“In my stories, it’s the amateur sleuth who helps the detective,” she said.
Spallone’s books undergo countless revisions, and she uses extensive research to ensure the details in her books are accurate.
For her first novel, Deadly Choices, Spallone shadowed two female paramedics on Chicago’s West Side for 24 hours.
“I needed to see what their lives were like and what it was like to be a paramedic. I saw everything first-hand,” Spallone, who grew up in Chicago’s Rogers Park neighborhood, said. “If you’re writing, you want to do everything first-hand so you can get it right.”
“When I’m writing a novel, I read what I’ve written so far every day,” she said. “I also try to get my ideas out on paper. If a writer gets too judgmental with what they’ve written, then they can get writer’s block.” Spallone said she tries to sit down for at least two hours per day, three to four days per week.
Spallone emphasized the importance of revising a book prior to publication. For Window of Guilt, she hired a developmental editor to spot plot holes and redundancies in her manuscript. She also brought parts of her novel to the Writer’s Workshop program at for constructive criticism.
“Lots of new authors fear putting themselves out there with their book,” Spallone said of using workshops for parts of a book. “While your manuscript is your baby, it is not you. You need to analyze the criticism you receive, and chances are, the people who review your book have a point.”
She also stressed that writers must learn and hone their craft. “Attend classes and learn how you can create tension and develop characters,” she said.
In addition, Spallone is a member of several societies for mystery writers, including Sisters in Crime and Mystery Writers of America. She is also a member of the Off Campus Writers’ Workshop.
Spallone said that she is also responsible for marketing her book. “When Deadly Choices was released, I marketed it like crazy,” she said. “I told people all the time about the book.”
Deadly Choices won third place for mystery fiction at the Public Safety Writers Association in Las Vegas.

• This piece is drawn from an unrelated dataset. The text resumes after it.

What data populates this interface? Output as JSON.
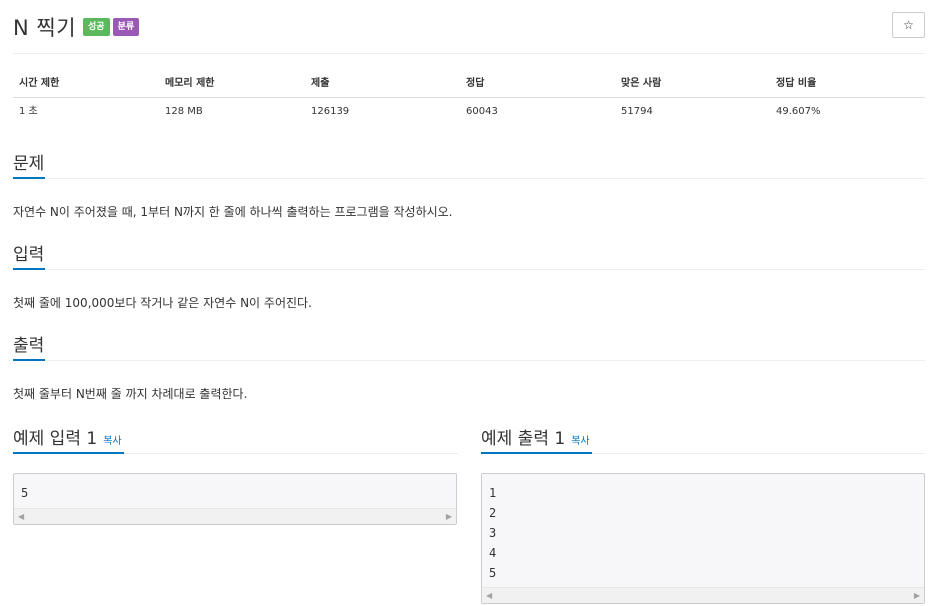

While Spallone is preparing for the publication of Window of Guilt, she is also working on another novel centered on a former tabloid reporter who investigates the murders of Realtors around the country. "I enjoy writing," she said. "But it can be such a busy time for me, too."